* [Activity]:
Every line in the records below with the string "subgegevensblad" is to be copied out.

Supplied data START

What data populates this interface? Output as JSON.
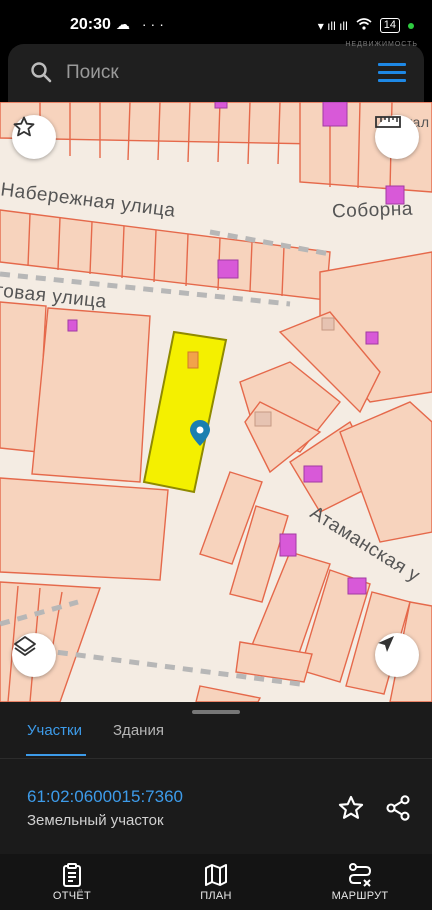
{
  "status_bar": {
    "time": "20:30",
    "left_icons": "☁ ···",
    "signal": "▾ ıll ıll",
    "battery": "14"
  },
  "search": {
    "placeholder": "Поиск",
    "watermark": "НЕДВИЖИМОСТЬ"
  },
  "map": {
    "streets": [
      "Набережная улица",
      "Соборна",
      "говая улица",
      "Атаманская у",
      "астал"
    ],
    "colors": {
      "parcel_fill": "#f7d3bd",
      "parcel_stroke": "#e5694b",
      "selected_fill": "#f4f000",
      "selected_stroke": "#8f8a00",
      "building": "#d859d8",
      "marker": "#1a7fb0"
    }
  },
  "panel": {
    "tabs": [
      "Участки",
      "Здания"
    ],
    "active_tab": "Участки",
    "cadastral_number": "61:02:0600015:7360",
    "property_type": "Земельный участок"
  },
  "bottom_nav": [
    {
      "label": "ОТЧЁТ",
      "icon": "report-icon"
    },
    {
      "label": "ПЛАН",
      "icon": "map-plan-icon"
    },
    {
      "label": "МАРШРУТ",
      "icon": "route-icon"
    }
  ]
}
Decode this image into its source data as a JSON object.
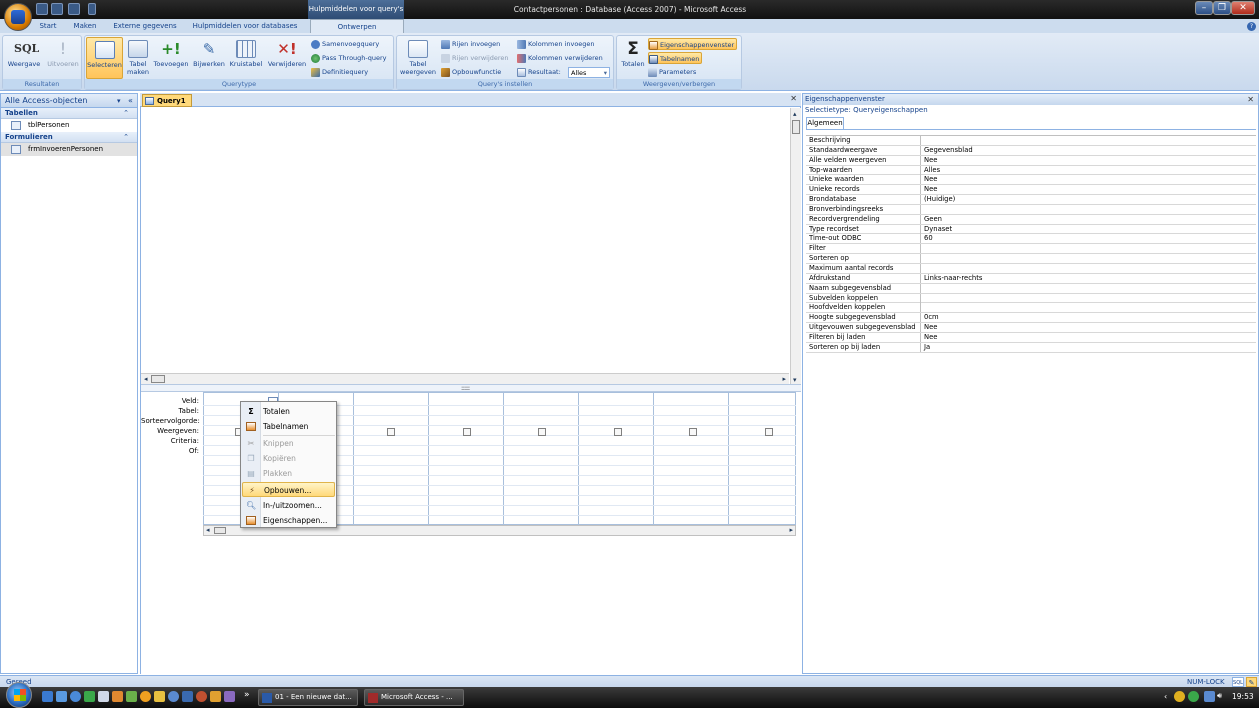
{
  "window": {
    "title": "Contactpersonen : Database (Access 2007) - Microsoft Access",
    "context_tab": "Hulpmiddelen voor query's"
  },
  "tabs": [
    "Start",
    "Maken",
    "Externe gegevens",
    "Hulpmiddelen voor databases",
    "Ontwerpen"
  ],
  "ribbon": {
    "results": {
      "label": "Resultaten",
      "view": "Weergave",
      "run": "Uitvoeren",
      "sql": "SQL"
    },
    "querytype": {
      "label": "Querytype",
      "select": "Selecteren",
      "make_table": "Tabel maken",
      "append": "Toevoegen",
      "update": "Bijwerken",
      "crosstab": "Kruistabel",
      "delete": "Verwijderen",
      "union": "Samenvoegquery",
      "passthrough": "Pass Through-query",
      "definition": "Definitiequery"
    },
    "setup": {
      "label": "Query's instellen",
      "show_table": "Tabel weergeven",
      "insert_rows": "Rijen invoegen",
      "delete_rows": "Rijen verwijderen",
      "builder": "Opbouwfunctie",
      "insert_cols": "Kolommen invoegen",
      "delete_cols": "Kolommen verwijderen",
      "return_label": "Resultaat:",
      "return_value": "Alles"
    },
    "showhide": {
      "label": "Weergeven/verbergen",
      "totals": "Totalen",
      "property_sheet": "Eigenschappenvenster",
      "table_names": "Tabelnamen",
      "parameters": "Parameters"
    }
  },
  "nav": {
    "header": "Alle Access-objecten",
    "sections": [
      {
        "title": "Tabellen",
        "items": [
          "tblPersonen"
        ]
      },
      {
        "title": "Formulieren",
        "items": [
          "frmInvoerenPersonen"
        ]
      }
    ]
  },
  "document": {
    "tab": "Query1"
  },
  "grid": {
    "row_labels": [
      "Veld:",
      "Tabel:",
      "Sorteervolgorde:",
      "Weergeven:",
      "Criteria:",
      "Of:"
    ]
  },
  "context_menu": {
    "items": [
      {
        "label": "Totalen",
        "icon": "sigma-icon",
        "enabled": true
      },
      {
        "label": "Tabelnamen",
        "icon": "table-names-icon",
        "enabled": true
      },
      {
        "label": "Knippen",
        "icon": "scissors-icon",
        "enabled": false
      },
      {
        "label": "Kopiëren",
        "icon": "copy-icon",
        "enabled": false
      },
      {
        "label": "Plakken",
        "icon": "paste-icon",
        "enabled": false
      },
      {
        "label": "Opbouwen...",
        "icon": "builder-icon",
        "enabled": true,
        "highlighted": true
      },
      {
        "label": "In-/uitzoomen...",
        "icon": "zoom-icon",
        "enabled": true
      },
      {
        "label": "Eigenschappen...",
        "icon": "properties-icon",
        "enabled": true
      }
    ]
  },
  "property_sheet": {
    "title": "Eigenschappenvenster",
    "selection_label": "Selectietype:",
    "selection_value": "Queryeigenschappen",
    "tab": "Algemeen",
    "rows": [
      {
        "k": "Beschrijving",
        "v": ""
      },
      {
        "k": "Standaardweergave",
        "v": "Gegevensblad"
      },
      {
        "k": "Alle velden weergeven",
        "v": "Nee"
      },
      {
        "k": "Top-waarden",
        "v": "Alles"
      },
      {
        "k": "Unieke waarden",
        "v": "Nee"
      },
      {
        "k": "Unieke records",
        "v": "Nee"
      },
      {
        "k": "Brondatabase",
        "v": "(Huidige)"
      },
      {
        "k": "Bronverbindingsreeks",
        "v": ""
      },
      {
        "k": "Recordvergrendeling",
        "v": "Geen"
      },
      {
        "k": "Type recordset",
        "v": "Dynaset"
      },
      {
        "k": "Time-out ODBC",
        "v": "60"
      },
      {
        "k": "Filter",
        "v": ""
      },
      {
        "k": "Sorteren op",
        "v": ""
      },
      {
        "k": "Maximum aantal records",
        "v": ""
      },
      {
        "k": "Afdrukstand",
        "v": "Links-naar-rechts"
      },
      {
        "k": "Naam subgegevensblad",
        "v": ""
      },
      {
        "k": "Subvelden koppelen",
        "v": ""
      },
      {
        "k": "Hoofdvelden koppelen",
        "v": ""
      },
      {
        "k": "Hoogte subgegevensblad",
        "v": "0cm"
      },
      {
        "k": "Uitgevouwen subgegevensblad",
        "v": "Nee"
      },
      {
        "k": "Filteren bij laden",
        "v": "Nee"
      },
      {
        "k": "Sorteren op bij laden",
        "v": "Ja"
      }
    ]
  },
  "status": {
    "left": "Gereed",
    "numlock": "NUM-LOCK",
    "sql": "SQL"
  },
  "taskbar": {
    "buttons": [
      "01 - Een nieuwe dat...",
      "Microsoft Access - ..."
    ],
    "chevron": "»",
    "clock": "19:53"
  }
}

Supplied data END
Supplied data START

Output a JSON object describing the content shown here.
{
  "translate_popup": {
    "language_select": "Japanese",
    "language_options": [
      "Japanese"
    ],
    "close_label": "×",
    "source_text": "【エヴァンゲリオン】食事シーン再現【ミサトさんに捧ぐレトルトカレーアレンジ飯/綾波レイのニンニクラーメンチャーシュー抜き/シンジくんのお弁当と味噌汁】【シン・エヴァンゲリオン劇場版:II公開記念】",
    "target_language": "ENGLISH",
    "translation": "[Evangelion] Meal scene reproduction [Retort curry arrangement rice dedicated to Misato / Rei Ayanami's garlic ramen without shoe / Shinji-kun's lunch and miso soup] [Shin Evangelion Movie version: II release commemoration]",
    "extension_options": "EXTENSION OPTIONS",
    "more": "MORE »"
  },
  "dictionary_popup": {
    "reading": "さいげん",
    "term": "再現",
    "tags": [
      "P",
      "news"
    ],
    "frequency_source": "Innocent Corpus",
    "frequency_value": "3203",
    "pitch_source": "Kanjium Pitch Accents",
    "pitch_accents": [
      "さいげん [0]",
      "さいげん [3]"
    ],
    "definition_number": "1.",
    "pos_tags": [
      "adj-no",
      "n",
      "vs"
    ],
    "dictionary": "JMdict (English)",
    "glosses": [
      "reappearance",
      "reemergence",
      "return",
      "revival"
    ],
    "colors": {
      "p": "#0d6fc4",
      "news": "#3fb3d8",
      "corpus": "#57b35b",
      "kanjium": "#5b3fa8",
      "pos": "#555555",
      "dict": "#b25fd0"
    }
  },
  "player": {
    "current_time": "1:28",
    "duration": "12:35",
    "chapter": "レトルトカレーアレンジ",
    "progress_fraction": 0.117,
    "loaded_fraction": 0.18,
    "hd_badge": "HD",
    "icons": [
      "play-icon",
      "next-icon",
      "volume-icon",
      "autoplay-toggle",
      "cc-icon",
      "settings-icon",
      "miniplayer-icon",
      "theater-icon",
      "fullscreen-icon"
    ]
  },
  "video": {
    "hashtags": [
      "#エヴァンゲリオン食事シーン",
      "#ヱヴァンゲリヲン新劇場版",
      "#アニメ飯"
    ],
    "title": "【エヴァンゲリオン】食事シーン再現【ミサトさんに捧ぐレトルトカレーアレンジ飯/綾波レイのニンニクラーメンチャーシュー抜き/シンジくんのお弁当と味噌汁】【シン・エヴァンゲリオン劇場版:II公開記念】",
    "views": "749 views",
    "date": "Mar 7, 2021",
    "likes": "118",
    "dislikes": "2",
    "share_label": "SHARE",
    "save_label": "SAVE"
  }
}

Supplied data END

* [Answer box]:
        "k": "Naam subgegevensblad",
        "k": "Hoogte subgegevensblad",
        "k": "Uitgevouwen subgegevensblad",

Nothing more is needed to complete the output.